Tuesday, September 12, 2006

HINDUISM: It's Origins and Nature

I like to think of Hinduism's origins as primeval -- arising from the mists of the past. Some scholars believe Hinduism, more properly called The Sanatana Dharma (Eternal Religion or Truth) as beginning around 5000 BCE.

Unlike many religions, Hinduism has no founder, no person that can be pointed to as the one who started the faith. God did not speak from a mountaintop surrounded by flashes of lightning and the reverberations of thunder. Ancient seers, rishis through ritual and especially deep meditative contemplation came in contact with the Absolute. Entered in to its very substance and came to know and relate what they had found.

Hinduism came out of India and its people. So, it is also a culture, a way of life, as well as an insight into the ultimate and the ways we can find union with it.

There are no heresies in Hinduism. No Creed that all who claim its name must know, recite and believe. This religious path evolved in an almost organic manner: some roots went in one direction and some in another.

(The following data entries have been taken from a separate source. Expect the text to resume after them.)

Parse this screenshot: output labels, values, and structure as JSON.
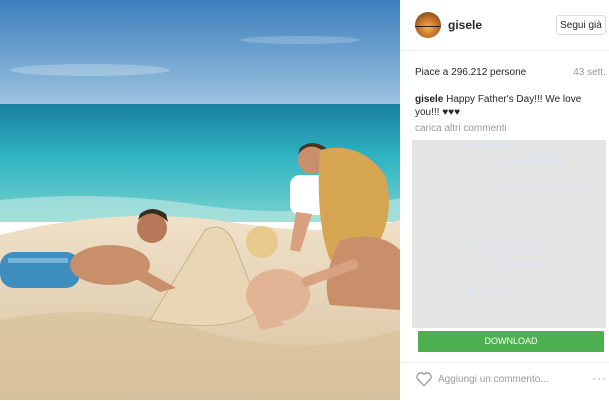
{
  "post": {
    "username": "gisele",
    "follow_label": "Segui già",
    "likes_text": "Piace a 296.212 persone",
    "time_ago": "43 sett.",
    "caption_user": "gisele",
    "caption_text": "Happy Father's Day!!! We love you!!! ♥♥♥",
    "load_more_comments": "carica altri commenti"
  },
  "actions": {
    "download_label": "DOWNLOAD",
    "comment_placeholder": "Aggiungi un commento...",
    "more_label": "···",
    "like_icon": "heart-outline-icon"
  },
  "colors": {
    "download_bg": "#4caf50",
    "overlay_gray": "#e4e4e4",
    "muted_text": "#999999",
    "sea": "#2fb4c2",
    "sky": "#4f92c6"
  }
}
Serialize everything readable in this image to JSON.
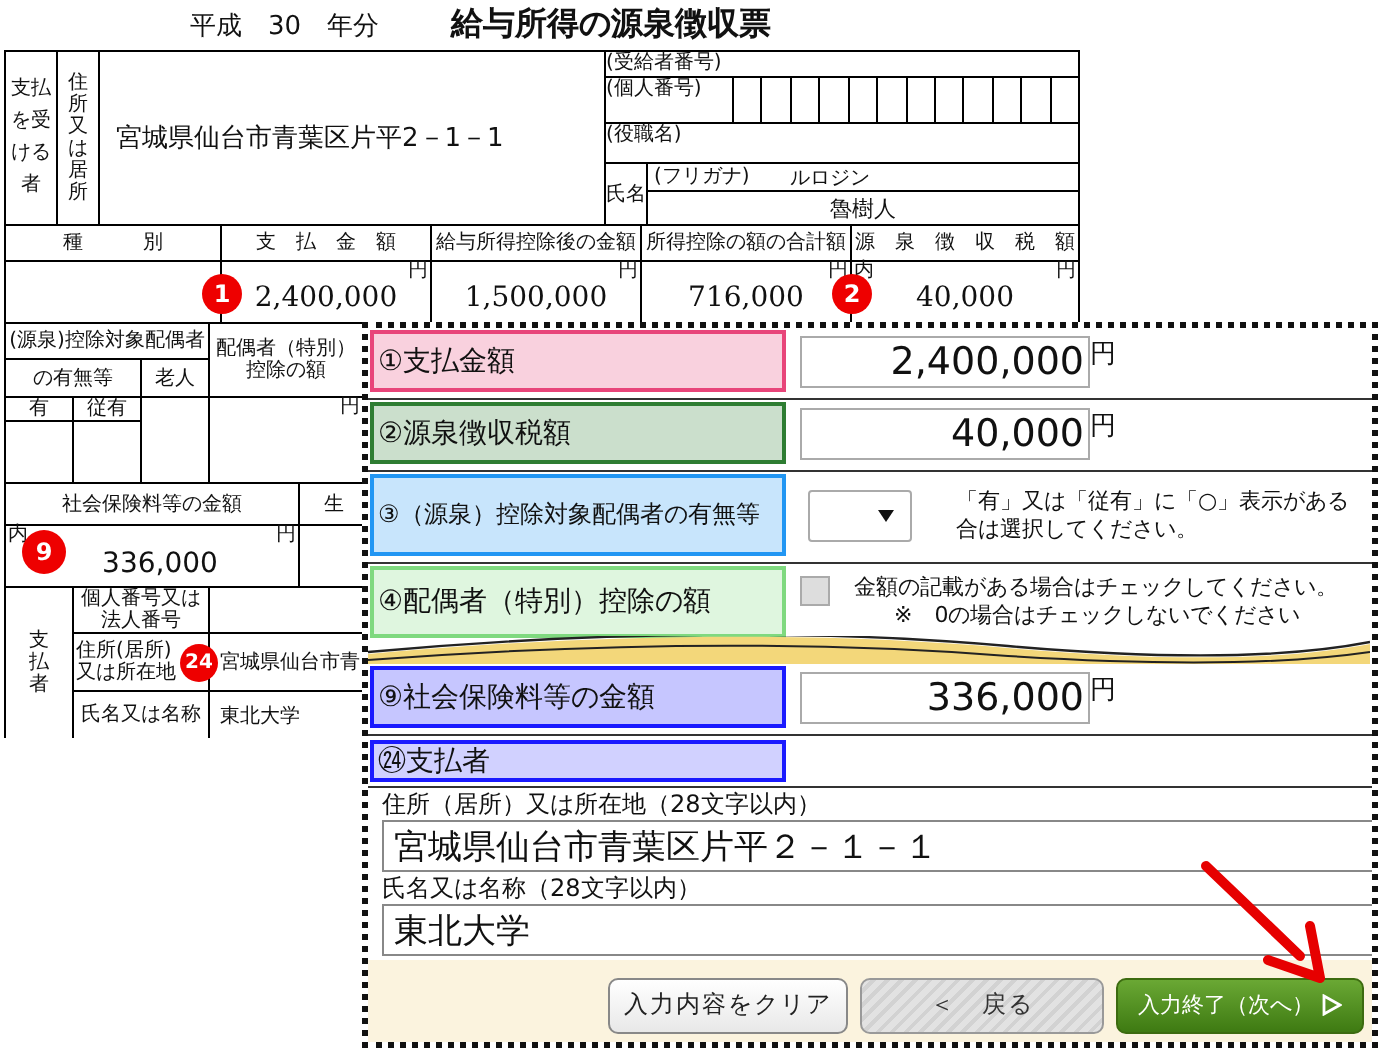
{
  "document": {
    "year": "平成　30　年分",
    "title": "給与所得の源泉徴収票",
    "recipient": {
      "label": "支払を受ける者",
      "address_label": "住所又は居所",
      "address": "宮城県仙台市青葉区片平2－1－1",
      "recipient_number_label": "(受給者番号)",
      "personal_number_label": "(個人番号)",
      "position_label": "(役職名)",
      "name_label": "氏名",
      "furigana_label": "(フリガナ)",
      "furigana": "ルロジン",
      "name": "魯樹人"
    },
    "amount_columns": [
      {
        "header": "種　　　別"
      },
      {
        "header": "支　払　金　額",
        "unit": "円",
        "value": "2,400,000",
        "badge": "1"
      },
      {
        "header": "給与所得控除後の金額",
        "unit": "円",
        "value": "1,500,000"
      },
      {
        "header": "所得控除の額の合計額",
        "unit": "円",
        "value": "716,000"
      },
      {
        "header": "源　泉　徴　収　税　額",
        "inner_mark": "内",
        "unit": "円",
        "value": "40,000",
        "badge": "2"
      }
    ],
    "spouse": {
      "header": "(源泉)控除対象配偶者",
      "sub_header": "の有無等",
      "elderly": "老人",
      "deduction_header": "配偶者（特別）控除の額",
      "has": "有",
      "dependent_has": "従有",
      "unit": "円"
    },
    "social_insurance": {
      "header": "社会保険料等の金額",
      "next_header": "生",
      "inner_mark": "内",
      "unit": "円",
      "value": "336,000",
      "badge": "9"
    },
    "payer": {
      "label": "支払者",
      "number_label": "個人番号又は法人番号",
      "address_label": "住所(居所)又は所在地",
      "address": "宮城県仙台市青",
      "name_label": "氏名又は名称",
      "name": "東北大学",
      "badge": "24"
    }
  },
  "form": {
    "rows": [
      {
        "kind": "amount",
        "label": "①支払金額",
        "color": "#e8457a",
        "value": "2,400,000",
        "unit": "円"
      },
      {
        "kind": "amount",
        "label": "②源泉徴収税額",
        "color": "#2e7d32",
        "value": "40,000",
        "unit": "円"
      },
      {
        "kind": "select",
        "label": "③（源泉）控除対象配偶者の有無等",
        "color": "#2196f3",
        "note_lines": [
          "「有」又は「従有」に「○」表示がある",
          "合は選択してください。"
        ]
      },
      {
        "kind": "checkbox",
        "label": "④配偶者（特別）控除の額",
        "color": "#7fd97f",
        "checked": false,
        "note_lines": [
          "金額の記載がある場合はチェックしてください。",
          "※　0の場合はチェックしないでください"
        ]
      },
      {
        "kind": "break"
      },
      {
        "kind": "amount",
        "label": "⑨社会保険料等の金額",
        "color": "#1a1aff",
        "value": "336,000",
        "unit": "円"
      }
    ],
    "payer": {
      "label": "㉔支払者",
      "color": "#1a1aff",
      "fields": [
        {
          "label": "住所（居所）又は所在地（28文字以内）",
          "value": "宮城県仙台市青葉区片平２－１－１"
        },
        {
          "label": "氏名又は名称（28文字以内）",
          "value": "東北大学"
        }
      ]
    },
    "buttons": [
      {
        "label": "入力内容をクリア",
        "kind": "plain"
      },
      {
        "label": "＜　戻る",
        "kind": "back"
      },
      {
        "label": "入力終了（次へ）",
        "kind": "primary"
      }
    ]
  }
}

Hindus accept The Vedas, of which there are four and are the most ancient. These are descriptions of ritual, passages of poetry, hymns, maxims, etc.

The Upanishads followed The Veda and were created around 800-400 BCE. Upanishad means to sit close to and refers to the students sitting next to their teacher. The re are 200 of these religious/philosophical works; thirteen are considered the most important.

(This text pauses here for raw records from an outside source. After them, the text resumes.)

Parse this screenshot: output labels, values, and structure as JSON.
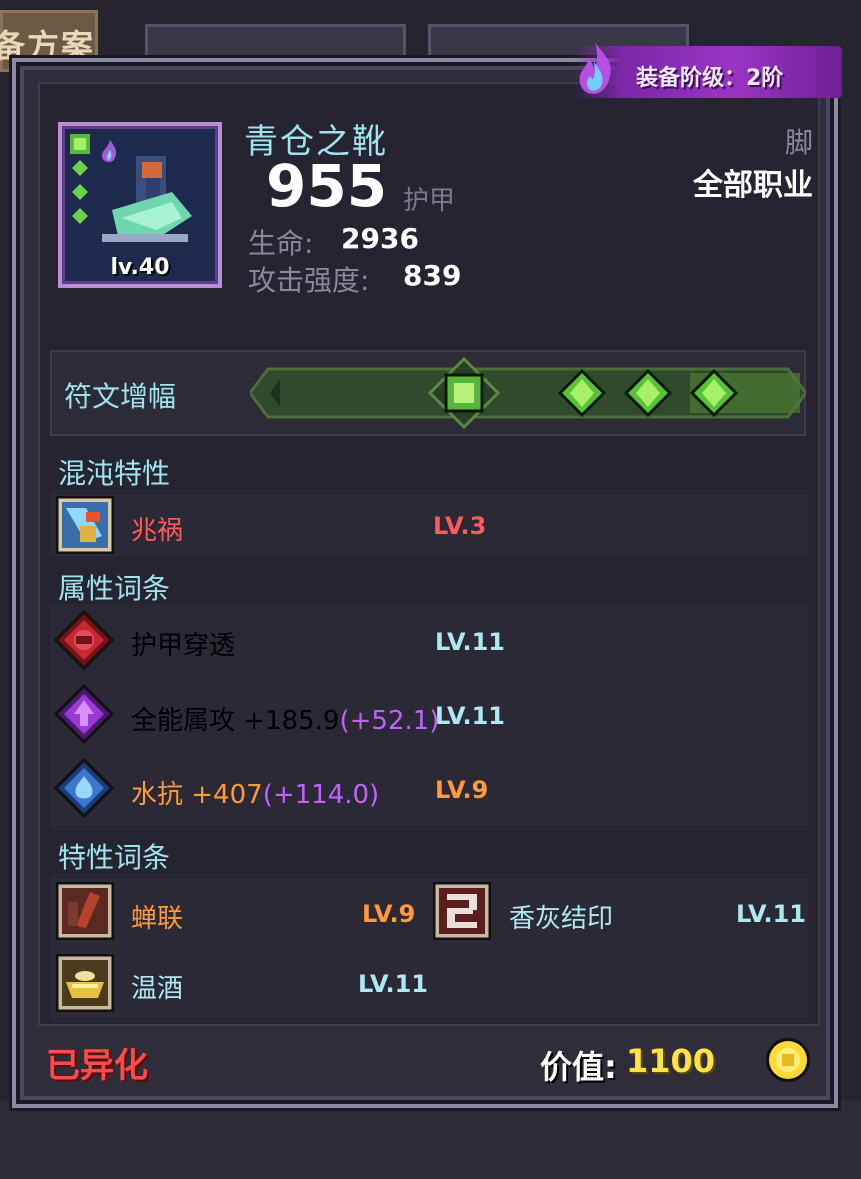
{
  "background": {
    "left_tab_text": "备方案"
  },
  "header": {
    "grade_label": "装备阶级：2阶"
  },
  "item": {
    "name": "青仓之靴",
    "level_label": "lv.40",
    "armor_value": "955",
    "armor_label": "护甲",
    "slot": "脚",
    "class_restriction": "全部职业",
    "stats": [
      {
        "label": "生命:",
        "value": "2936"
      },
      {
        "label": "攻击强度:",
        "value": "839"
      }
    ]
  },
  "rune": {
    "label": "符文增幅",
    "icons": [
      "rune-gem-square-icon",
      "rune-gem-diamond-icon",
      "rune-gem-diamond-icon",
      "rune-gem-diamond-icon"
    ]
  },
  "chaos": {
    "title": "混沌特性",
    "items": [
      {
        "name": "兆祸",
        "level": "LV.3",
        "icon": "omen-icon",
        "color": "#ff5a5a"
      }
    ]
  },
  "attributes": {
    "title": "属性词条",
    "items": [
      {
        "name": "护甲穿透",
        "bonus": "",
        "level": "LV.11",
        "icon": "armor-pen-gem-icon",
        "name_color": "#aee8f2",
        "level_color": "#aee8f2"
      },
      {
        "name": "全能属攻 +185.9",
        "bonus": "(+52.1)",
        "level": "LV.11",
        "icon": "arcane-gem-icon",
        "name_color": "#aee8f2",
        "level_color": "#aee8f2"
      },
      {
        "name": "水抗 +407",
        "bonus": "(+114.0)",
        "level": "LV.9",
        "icon": "water-gem-icon",
        "name_color": "#ff9a3a",
        "level_color": "#ff9a3a"
      }
    ]
  },
  "traits": {
    "title": "特性词条",
    "items": [
      {
        "name": "蝉联",
        "level": "LV.9",
        "icon": "cicada-icon",
        "color": "#ff9a3a"
      },
      {
        "name": "香灰结印",
        "level": "LV.11",
        "icon": "incense-seal-icon",
        "color": "#aee8f2"
      },
      {
        "name": "温酒",
        "level": "LV.11",
        "icon": "warm-wine-icon",
        "color": "#aee8f2"
      }
    ]
  },
  "footer": {
    "status": "已异化",
    "value_label": "价值:",
    "value": "1100"
  },
  "colors": {
    "accent_cyan": "#9ee3ee",
    "gold": "#ffe14a",
    "panel_border": "#8d8aa6"
  }
}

From one of these Upanishads comes the three lines recited as an introductory purification before puja (worship) ----

Lead me from the Unreal to the Real,
Lead me from the Dark to the Light,
Lead me from Death to Immortality.